In the records that come next, find every line with "arrow". Return those lines.

=== Records supplied ===

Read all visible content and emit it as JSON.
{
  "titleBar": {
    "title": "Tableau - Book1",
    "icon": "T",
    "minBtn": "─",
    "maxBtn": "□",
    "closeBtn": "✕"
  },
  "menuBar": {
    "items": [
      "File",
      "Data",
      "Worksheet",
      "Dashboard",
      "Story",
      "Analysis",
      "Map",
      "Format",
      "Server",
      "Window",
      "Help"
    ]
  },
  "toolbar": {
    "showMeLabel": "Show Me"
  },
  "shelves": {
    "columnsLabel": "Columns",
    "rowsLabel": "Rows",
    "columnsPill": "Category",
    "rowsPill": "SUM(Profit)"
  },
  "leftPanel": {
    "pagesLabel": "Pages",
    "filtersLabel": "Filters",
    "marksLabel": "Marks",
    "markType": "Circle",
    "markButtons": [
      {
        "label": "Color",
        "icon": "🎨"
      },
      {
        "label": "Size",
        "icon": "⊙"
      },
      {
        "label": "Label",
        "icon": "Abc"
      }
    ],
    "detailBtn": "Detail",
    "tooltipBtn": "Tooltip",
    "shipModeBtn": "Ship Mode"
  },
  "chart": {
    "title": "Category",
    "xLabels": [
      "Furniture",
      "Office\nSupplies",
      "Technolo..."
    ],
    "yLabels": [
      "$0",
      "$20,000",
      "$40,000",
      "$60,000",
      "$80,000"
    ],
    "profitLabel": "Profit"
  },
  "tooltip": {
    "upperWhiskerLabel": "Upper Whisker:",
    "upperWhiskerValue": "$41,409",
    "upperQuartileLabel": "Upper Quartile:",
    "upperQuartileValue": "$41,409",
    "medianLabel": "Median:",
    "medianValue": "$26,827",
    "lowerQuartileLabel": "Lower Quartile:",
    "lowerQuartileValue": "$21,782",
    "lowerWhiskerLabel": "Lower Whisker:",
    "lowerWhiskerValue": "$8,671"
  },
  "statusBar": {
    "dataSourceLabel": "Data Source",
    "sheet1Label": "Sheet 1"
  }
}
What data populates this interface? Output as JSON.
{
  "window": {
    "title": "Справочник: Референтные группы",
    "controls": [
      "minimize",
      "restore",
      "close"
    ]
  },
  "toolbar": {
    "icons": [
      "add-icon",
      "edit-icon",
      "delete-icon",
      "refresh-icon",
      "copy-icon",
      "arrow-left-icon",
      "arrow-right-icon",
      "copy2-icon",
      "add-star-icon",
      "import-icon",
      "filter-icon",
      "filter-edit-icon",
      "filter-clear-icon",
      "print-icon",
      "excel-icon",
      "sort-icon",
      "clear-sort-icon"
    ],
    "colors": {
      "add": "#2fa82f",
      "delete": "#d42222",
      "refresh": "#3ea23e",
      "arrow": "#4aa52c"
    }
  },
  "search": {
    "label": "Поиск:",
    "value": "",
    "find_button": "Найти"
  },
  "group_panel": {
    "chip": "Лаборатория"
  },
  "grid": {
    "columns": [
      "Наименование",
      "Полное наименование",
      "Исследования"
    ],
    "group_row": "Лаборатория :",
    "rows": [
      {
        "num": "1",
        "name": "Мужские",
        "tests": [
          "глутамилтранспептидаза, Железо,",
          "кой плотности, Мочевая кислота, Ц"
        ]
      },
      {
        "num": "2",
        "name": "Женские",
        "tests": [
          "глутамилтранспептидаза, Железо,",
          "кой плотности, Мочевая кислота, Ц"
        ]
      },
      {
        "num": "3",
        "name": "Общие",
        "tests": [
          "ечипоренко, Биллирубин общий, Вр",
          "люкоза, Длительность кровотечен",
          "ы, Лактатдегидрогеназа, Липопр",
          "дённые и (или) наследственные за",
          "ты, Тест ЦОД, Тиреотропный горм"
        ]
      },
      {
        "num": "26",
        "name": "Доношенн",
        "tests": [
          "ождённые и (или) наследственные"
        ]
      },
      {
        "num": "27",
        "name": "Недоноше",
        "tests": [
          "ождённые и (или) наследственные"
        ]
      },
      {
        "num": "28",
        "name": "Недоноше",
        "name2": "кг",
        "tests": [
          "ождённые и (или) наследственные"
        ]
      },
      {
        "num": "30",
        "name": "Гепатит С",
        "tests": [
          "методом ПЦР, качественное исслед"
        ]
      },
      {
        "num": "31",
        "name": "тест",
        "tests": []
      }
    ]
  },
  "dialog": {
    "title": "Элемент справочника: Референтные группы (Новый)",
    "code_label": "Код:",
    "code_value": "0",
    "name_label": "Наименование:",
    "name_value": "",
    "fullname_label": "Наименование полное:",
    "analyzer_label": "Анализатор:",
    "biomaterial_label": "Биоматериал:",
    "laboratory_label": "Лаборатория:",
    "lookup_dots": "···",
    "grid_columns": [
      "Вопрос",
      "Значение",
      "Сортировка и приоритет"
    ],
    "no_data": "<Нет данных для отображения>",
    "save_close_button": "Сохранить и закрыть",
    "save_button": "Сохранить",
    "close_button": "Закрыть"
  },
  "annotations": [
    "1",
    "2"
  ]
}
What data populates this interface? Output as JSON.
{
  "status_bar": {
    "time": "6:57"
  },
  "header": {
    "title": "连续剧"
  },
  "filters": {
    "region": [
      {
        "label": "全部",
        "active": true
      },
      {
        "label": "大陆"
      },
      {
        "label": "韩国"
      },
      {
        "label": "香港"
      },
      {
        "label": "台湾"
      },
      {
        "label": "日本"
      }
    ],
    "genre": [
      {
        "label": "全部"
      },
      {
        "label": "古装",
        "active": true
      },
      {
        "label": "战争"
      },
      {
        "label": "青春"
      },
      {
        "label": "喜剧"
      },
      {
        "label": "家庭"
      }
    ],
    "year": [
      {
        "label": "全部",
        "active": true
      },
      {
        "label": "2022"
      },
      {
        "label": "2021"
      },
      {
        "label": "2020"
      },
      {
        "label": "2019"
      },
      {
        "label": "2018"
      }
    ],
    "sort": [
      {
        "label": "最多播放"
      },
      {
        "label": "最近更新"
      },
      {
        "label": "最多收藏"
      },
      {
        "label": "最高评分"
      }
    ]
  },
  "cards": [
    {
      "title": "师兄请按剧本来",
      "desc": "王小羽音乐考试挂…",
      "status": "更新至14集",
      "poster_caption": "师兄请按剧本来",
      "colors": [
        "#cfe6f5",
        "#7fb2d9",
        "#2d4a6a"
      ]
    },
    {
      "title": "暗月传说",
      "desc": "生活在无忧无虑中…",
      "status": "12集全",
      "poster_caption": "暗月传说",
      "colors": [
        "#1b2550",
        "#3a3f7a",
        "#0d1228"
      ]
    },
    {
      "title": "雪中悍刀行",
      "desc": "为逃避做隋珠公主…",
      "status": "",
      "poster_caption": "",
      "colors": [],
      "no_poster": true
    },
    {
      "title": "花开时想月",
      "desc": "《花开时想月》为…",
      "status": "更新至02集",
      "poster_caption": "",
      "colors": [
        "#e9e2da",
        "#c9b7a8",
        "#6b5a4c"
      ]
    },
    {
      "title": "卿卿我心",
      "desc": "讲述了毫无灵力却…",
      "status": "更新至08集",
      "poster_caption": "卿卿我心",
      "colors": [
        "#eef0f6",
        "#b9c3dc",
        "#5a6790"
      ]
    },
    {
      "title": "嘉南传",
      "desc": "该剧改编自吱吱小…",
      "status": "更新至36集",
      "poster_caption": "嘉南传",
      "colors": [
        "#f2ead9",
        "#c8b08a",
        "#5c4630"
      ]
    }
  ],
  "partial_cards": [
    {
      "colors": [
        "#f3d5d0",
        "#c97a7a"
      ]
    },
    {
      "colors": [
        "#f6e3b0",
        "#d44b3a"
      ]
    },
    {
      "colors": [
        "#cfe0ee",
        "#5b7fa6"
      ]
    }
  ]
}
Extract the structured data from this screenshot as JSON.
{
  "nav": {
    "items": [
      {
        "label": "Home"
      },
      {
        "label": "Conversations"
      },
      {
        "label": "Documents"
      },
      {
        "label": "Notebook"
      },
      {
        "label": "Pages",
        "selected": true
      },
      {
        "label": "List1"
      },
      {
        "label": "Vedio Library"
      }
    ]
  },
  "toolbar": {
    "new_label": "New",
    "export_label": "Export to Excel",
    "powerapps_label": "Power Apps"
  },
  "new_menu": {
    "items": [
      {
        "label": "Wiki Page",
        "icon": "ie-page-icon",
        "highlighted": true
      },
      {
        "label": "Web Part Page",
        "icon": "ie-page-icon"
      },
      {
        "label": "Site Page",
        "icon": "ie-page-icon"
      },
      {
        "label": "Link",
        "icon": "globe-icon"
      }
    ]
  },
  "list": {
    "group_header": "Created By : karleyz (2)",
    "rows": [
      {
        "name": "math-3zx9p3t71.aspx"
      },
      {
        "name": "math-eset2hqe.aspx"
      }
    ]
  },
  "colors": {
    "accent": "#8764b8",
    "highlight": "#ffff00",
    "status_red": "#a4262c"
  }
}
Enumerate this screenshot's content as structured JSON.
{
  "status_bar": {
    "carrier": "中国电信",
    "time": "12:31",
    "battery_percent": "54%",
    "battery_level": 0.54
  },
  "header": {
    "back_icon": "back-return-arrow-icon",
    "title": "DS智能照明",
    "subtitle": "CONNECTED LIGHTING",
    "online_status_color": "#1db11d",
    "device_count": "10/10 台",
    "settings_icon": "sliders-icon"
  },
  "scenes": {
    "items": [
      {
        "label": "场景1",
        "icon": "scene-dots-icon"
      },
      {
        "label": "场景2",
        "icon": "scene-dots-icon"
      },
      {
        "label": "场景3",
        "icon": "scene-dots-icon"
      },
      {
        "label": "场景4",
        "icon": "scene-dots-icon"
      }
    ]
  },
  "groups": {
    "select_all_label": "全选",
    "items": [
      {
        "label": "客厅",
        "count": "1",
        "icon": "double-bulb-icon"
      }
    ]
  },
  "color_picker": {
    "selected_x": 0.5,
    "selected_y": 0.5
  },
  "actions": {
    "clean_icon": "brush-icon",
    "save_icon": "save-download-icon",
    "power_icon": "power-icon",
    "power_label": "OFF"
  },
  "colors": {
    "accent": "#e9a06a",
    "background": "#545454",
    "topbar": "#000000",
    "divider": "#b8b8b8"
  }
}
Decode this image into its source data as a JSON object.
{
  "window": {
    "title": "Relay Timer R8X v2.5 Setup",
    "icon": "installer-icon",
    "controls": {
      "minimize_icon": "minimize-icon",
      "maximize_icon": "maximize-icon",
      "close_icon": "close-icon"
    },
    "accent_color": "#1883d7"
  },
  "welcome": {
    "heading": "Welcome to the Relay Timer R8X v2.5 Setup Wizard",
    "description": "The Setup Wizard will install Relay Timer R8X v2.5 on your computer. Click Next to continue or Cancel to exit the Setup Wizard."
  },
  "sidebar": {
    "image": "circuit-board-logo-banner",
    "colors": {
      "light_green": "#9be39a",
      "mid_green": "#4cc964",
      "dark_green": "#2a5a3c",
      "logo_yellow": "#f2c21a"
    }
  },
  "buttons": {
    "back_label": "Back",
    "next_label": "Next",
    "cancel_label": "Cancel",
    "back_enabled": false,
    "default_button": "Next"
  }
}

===

◆ Your response:
      "arrow-left-icon",
      "arrow-right-icon",
      "arrow": "#4aa52c"
    "back_icon": "back-return-arrow-icon",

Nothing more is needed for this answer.